Switzerland - Study predicts to what extinct invasive quagga mussel will spread in affected lakes
The invasive quagga mussel has already gained a foothold in numerous bodies of water in Switzerland. For three affected Swiss lakes, a prediction of the extent to which the quagga mussel will continue to spread has now been made for the first time as part of the SeeWandel project, as a collaboration between researchers from the aquatic research institute Eawag, the universities of Geneva and Constance and others.

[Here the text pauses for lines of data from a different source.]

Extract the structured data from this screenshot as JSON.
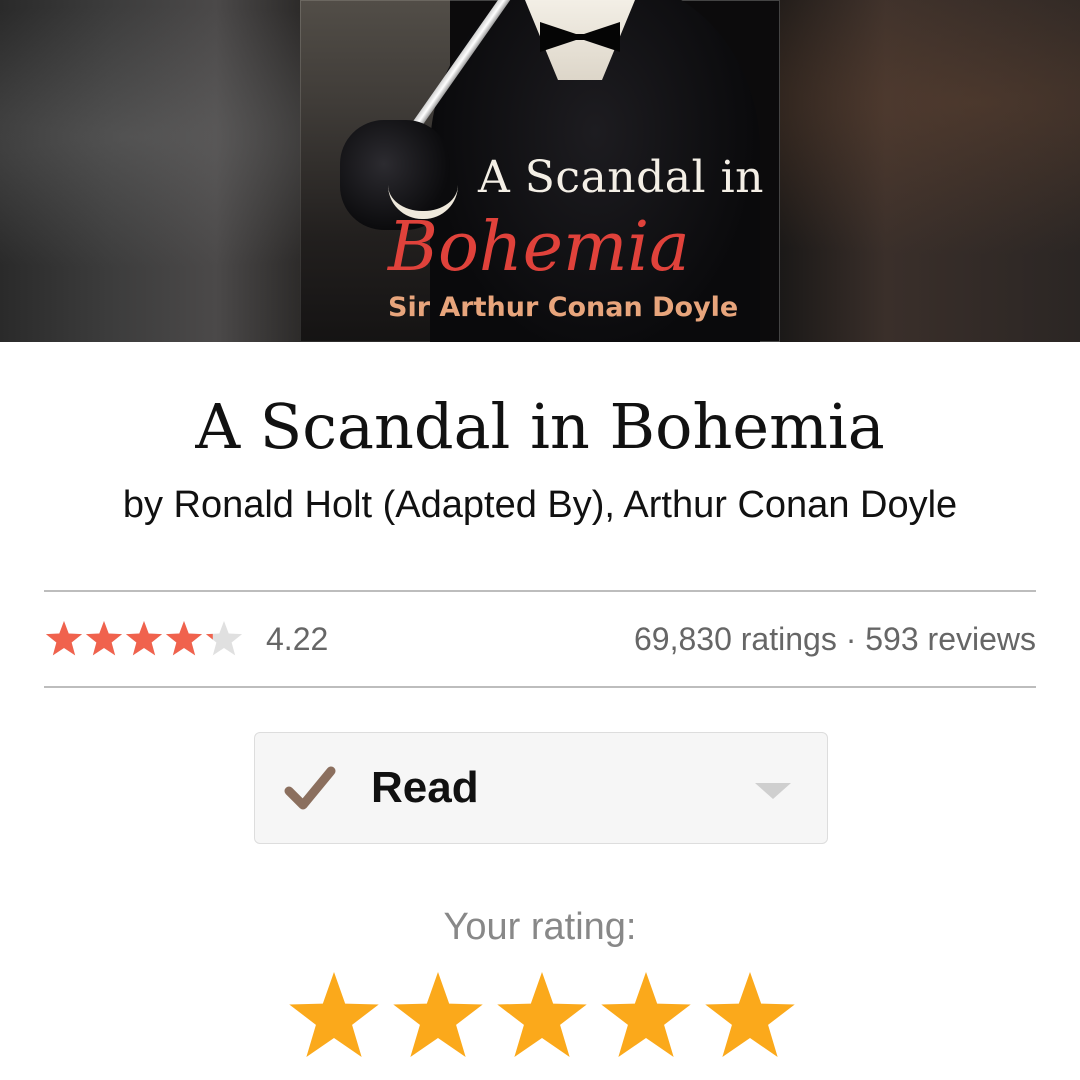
{
  "cover": {
    "title_line1": "A Scandal in",
    "title_line2": "Bohemia",
    "author_line": "Sir Arthur Conan Doyle"
  },
  "book": {
    "title": "A Scandal in Bohemia",
    "authors": "by Ronald Holt (Adapted By), Arthur Conan Doyle"
  },
  "ratings": {
    "average": "4.22",
    "average_stars_fill": 4.22,
    "counts": "69,830 ratings · 593 reviews",
    "star_color": "#f0624d",
    "star_empty_color": "#e0e0e0"
  },
  "shelf": {
    "label": "Read",
    "check_icon": "checkmark-icon",
    "check_color": "#8b6f5e"
  },
  "your_rating": {
    "label": "Your rating:",
    "stars": 5,
    "star_color": "#fba91b"
  }
}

According to the research published in Environmental Research Letters, the biomass per square meter in Lake Constance, Lake Geneva and Lake Biel is likely to increase by a factor of 9 to 20 over the next 22 years, and the quagga mussel is likely to shift into the deeper parts of the lakes. The researchers expect comparable dynamics in the deep lakes of the Alpine forelands to that which has been observed in the Great Lakes of North America, where the quagga mussel was introduced more than 20 years earlier than in Europe.
In both regions, the quagga mussel causes problems for water intakes and for heating/cooling installations because it clogs pipes, causing millions of dollars in damage. Furthermore, quagga mussels have changed the nutrient dynamics in the Great Lakes. Phosphorus cycling in the invaded Great Lakes is now regulated by the population dynamics of a single benthic species, the quagga mussel.
In lakes that are already affected, the dynamics can no longer be stopped due to the invasiveness of the mussels. "Unfortunately, this is bad news for the deep lakes of the Alpine foreland that are affected by quagga mussels," says biologist Piet Spaak, Swiss quagga mussel specialist and group leader at Eawag, and last author on the publication.
According to Spaak, however, the consequences can still be mitigated, for example by designing the infrastructure in such a way that the mussels and their larvae cannot enter. "At the same time, this is a warning for lakes in which the quagga mussel has not yet been found, such as Lake Zurich and Lake Lucerne. With appropriate measures, for example mandatory boat cleaning and targeted information campaigns, the spread into new waters can still be prevented."
A look across the Atlantic and a glimpse into the future
While the quagga mussel was only detected in Switzerland in 2014, it has been spreading in North American lakes since the late 1980s. In their latest publication, the researchers led by first author Benjamin Kraemer from the University of Konstanz therefore compared data on the beginning of the spread from four of the five North American Great Lakes (Huron, Ontario, Michigan and Erie) with data from three Swiss lakes. As a matter of fact, the dispersal patterns largely match.
"We therefore assume that the spread of the quagga mussel in Europe will take place just as fast," says Kraemer. As in North America, this increase will probably be characterized by a trend towards larger individuals, and thus higher biomass per area, and a shift to greater depths. Kraemer says that "quagga mussels will increase water clarity and sequester nutrients and carbon through the construction of their shells." There are still many unknowns, and the "ultimate impact of quaggas will depend on how they interact with climate change and other future environmental changes."
Possible consequences for water bodies that will be affected by quagga mussels include:
- Decrease in plankton, as quagga mussels filter out large amounts of phytoplankton
- Increase in visibility due to the decline in plankton
- Changes in species communities and the food web
- Changes in fish stocks
- Increased maintenance and costs for water infrastructure
- More mussel shells in the shore area